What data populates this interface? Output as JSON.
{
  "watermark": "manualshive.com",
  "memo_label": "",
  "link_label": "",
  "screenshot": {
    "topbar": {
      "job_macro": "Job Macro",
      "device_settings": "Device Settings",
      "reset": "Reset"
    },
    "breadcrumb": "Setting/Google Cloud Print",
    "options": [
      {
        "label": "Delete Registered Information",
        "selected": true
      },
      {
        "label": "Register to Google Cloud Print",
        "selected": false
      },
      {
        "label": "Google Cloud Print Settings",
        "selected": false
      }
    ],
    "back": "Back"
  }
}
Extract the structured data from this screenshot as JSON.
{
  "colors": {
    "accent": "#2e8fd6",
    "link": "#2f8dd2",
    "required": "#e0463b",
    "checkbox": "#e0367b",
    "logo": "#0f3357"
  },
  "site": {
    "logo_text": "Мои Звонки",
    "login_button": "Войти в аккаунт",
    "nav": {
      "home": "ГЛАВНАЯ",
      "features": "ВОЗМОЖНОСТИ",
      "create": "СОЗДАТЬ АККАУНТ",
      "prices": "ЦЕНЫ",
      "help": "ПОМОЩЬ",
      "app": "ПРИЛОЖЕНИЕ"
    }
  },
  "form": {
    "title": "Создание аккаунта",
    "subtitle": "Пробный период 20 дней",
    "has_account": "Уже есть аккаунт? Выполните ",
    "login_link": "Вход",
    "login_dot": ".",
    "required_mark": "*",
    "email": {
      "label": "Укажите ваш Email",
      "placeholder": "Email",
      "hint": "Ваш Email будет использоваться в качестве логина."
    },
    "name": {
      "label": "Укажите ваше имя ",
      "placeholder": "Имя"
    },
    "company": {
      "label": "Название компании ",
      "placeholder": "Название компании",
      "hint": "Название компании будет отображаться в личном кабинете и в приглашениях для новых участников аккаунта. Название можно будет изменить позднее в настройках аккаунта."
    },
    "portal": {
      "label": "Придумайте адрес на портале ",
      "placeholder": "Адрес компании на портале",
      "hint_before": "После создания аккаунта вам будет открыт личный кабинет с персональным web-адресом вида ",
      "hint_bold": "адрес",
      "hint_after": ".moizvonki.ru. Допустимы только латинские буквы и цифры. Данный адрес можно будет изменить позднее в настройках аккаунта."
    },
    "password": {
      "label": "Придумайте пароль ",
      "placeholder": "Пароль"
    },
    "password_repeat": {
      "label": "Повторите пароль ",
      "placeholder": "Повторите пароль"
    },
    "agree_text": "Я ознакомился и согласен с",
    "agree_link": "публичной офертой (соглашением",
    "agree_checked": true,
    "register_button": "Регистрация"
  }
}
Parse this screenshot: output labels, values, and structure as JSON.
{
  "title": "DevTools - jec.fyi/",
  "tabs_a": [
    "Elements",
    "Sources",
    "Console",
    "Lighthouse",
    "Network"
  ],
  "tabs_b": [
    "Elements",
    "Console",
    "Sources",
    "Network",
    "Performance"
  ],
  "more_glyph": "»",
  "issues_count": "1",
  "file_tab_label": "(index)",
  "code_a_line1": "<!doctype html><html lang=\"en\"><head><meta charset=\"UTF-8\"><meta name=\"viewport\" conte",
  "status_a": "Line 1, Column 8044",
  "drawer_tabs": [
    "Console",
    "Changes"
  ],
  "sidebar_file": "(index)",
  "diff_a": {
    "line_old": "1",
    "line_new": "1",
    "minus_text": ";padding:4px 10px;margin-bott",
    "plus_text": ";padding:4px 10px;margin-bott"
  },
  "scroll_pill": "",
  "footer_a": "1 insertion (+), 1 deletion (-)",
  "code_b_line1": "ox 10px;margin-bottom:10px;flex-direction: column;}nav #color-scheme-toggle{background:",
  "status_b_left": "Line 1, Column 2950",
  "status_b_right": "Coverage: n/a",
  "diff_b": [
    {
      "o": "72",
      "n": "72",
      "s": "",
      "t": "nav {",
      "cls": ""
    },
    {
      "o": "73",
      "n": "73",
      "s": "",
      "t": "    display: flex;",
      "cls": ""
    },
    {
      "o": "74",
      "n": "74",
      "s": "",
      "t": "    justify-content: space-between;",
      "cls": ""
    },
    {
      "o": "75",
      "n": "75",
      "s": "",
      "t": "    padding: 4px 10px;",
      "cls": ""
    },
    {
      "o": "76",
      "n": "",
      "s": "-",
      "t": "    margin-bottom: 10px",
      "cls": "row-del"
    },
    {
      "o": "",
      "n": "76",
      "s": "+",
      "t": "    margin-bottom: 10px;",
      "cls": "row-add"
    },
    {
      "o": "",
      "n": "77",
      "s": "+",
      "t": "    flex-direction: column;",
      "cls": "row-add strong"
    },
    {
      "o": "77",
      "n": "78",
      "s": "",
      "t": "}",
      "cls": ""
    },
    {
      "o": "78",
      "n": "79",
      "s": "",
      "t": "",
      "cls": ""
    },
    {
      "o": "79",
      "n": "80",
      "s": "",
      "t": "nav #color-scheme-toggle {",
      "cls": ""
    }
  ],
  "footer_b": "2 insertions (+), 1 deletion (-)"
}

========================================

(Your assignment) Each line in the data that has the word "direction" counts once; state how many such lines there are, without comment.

(Answer for this exercise) 2